Charging more, paying less
"Patrick," a data security specialist in Iowa and a father of three, would put himself in the latter camp. "The benefits just slowly get tighter and tighter on what they allow and what the exclusions are," he says. "When you look at salary raise versus insurance price hikes, your net gain is minimal. Trying to maintain all things related to a home life becomes difficult when a company is charging you more and paying you less."
Tuition reimbursement tops the list of preferred benefits for "Daniel," a 35-year-old customer support specialist at a financial services firm in Pennsylvania who is working toward a bachelor's degree in business management. The cost of his tuition has jumped 35% in the past three years. At first, his company covered all costs for 10 to 12 credits per year, but that has been reduced to a $5,200 flat fee.
Nonetheless, neither Gen Xer plans to leave his job solely for better perks. Likewise, young baby boomers (ages 46 to 54) don't appear to be a serious flight risk either, but job dissatisfaction could lead them to be less engaged and a potential threat to productivity, according to the MetLife study.
As for older boomers, many are finding they're financially unprepared for retirement. Derick Moore, 68, a senior staff programmer at LSI, a semiconductor and software design firm in Milpitas, Calif., is facing rising healthcare costs and contemplating what that will mean after retirement.
For doctor visits, he pays "a couple thousand [dollars] a year" out of pocket, and his health insurance premiums have risen from $80 per paycheck in 2009 to $115 in 2012. Overall, Moore insists he's "a happy camper" at his company of almost 16 years. He's just wary of the rising percentages he's being asked to pay.
Tech employees who are frustrated enough to consider switching jobs may want to look for a new employer that approaches benefits from a generational perspective and with more choices, flexibility and customization, say HR professionals.
Employees should check out whatever voluntary benefits their companies offer -- including accident insurance, additional life insurance or customized retirement plans -- and take advantage of those that fit their current lifestyles. On the healthcare side, high-deductible/lower-cost plans and health savings accounts can take some pressure off employees' paychecks.

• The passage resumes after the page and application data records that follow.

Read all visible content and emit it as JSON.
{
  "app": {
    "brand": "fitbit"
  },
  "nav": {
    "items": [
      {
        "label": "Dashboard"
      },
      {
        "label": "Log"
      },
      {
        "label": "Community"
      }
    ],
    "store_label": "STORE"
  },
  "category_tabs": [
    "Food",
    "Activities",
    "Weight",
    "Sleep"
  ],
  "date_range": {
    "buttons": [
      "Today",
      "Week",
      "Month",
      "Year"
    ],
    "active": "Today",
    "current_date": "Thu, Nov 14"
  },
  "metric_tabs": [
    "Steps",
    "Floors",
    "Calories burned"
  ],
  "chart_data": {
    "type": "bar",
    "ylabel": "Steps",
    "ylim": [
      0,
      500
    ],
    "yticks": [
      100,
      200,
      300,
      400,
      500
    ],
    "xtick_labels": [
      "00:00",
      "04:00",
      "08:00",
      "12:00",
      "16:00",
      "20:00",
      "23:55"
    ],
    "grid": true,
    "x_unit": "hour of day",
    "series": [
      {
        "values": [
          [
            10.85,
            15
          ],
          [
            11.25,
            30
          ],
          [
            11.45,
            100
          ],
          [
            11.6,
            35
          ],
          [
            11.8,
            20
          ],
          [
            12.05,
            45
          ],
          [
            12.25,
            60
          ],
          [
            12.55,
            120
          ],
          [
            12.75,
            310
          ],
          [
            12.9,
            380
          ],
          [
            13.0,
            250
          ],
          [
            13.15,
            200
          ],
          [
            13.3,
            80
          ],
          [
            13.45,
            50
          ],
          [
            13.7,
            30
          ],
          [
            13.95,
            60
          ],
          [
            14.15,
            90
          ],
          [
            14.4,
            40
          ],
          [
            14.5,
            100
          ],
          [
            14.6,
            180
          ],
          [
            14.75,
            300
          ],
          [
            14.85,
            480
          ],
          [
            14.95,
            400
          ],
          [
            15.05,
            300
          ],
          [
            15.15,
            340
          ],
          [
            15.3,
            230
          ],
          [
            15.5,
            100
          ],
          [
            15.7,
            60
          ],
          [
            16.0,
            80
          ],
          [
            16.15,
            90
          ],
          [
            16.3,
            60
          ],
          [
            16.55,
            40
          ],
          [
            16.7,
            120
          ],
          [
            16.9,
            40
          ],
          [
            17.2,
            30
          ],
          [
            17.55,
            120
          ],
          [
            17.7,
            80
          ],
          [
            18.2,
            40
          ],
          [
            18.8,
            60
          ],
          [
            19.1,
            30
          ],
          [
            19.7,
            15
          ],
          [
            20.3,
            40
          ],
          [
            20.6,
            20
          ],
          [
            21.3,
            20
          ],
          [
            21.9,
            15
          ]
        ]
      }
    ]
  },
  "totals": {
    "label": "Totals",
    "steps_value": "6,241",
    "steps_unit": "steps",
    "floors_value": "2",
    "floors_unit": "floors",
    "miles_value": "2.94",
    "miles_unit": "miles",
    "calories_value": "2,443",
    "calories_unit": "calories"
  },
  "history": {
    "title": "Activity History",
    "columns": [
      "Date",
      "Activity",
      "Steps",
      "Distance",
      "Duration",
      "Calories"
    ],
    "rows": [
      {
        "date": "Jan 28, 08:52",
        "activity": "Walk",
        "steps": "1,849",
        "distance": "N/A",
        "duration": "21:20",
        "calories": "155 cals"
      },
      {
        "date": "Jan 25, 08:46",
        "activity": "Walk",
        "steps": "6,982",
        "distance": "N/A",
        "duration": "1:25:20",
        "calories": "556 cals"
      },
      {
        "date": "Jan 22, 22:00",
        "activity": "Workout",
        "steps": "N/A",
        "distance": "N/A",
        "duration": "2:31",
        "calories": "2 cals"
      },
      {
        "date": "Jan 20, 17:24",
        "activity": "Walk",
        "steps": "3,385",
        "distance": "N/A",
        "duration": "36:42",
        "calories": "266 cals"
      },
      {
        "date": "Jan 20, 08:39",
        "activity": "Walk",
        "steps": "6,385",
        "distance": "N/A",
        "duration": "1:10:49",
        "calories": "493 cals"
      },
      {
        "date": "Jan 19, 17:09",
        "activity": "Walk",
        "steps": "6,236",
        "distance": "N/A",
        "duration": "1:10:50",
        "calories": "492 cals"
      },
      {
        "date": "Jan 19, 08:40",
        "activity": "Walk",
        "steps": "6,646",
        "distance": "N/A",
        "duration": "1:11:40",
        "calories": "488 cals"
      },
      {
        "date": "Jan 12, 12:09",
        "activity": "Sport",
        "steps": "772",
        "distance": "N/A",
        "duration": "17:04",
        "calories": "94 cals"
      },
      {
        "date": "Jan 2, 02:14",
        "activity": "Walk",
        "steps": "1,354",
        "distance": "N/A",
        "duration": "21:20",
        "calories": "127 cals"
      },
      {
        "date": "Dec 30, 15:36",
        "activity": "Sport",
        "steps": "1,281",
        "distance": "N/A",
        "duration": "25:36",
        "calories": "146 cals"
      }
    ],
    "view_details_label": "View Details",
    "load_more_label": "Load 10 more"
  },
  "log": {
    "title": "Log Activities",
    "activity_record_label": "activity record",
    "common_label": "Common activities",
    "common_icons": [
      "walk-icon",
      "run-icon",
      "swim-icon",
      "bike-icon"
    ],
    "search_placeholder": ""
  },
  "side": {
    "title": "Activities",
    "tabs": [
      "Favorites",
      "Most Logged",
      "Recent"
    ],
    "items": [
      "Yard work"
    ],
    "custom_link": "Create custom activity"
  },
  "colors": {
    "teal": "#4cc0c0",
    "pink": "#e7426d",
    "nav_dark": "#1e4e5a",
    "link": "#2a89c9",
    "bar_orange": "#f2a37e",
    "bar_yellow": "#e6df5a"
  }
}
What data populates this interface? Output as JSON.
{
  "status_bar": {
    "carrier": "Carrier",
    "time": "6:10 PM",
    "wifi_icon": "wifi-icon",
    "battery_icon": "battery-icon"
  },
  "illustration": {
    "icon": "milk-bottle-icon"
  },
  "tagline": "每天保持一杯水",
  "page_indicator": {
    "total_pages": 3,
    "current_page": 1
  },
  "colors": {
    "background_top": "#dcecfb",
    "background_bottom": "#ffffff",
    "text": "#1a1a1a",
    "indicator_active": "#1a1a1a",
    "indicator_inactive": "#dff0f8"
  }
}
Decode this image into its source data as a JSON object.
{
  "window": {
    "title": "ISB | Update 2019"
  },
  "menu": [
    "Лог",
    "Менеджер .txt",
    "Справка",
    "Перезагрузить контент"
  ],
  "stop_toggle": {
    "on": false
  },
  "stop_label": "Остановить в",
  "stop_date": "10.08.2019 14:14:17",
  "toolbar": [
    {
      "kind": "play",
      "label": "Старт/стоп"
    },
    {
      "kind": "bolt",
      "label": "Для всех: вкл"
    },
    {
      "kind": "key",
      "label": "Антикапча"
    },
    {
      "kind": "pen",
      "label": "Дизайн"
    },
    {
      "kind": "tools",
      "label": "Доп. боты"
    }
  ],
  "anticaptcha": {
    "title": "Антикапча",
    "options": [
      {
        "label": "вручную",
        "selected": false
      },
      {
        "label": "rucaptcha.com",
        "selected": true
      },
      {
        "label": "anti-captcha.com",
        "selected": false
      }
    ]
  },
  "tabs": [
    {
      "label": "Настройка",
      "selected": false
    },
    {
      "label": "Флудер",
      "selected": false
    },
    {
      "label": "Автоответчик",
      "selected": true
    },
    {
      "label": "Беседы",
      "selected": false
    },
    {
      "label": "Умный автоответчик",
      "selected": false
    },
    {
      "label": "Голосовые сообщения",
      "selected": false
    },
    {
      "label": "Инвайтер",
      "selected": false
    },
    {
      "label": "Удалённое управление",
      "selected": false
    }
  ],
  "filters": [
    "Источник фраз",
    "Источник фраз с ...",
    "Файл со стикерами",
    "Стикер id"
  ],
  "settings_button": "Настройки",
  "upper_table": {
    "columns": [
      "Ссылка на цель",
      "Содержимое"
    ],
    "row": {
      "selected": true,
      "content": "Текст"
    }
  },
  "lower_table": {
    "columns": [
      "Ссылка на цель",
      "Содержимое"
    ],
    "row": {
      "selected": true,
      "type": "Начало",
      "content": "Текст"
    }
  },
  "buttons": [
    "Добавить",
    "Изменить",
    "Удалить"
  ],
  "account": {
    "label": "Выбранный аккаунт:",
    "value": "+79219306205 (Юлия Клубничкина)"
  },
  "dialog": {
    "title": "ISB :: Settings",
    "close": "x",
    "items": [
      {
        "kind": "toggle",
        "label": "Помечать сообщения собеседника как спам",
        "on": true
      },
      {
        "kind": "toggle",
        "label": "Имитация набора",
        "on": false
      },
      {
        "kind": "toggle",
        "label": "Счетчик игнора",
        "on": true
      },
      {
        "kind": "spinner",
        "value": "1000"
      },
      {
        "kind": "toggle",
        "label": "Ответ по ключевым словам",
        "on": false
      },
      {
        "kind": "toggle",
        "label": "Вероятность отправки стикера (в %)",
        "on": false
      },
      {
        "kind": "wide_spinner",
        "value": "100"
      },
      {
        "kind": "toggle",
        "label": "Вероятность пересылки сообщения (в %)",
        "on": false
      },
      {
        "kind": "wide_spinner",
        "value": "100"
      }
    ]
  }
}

Those concerns notwithstanding, Foote says the benefit that employees should seek out most is career advancement. He reports that most IT professionals he has surveyed "would work for lower pay if they could get somewhere in their careers."
Honing skills that are in demand and taking on new responsibilities are the best ways to insure against an uncertain job market. If you have those goods, Foote says, you'll be well positioned to bargain for a bigger salary and better benefits.
This story, "Techies work harder as benefits go bust" was originally published by Computerworld.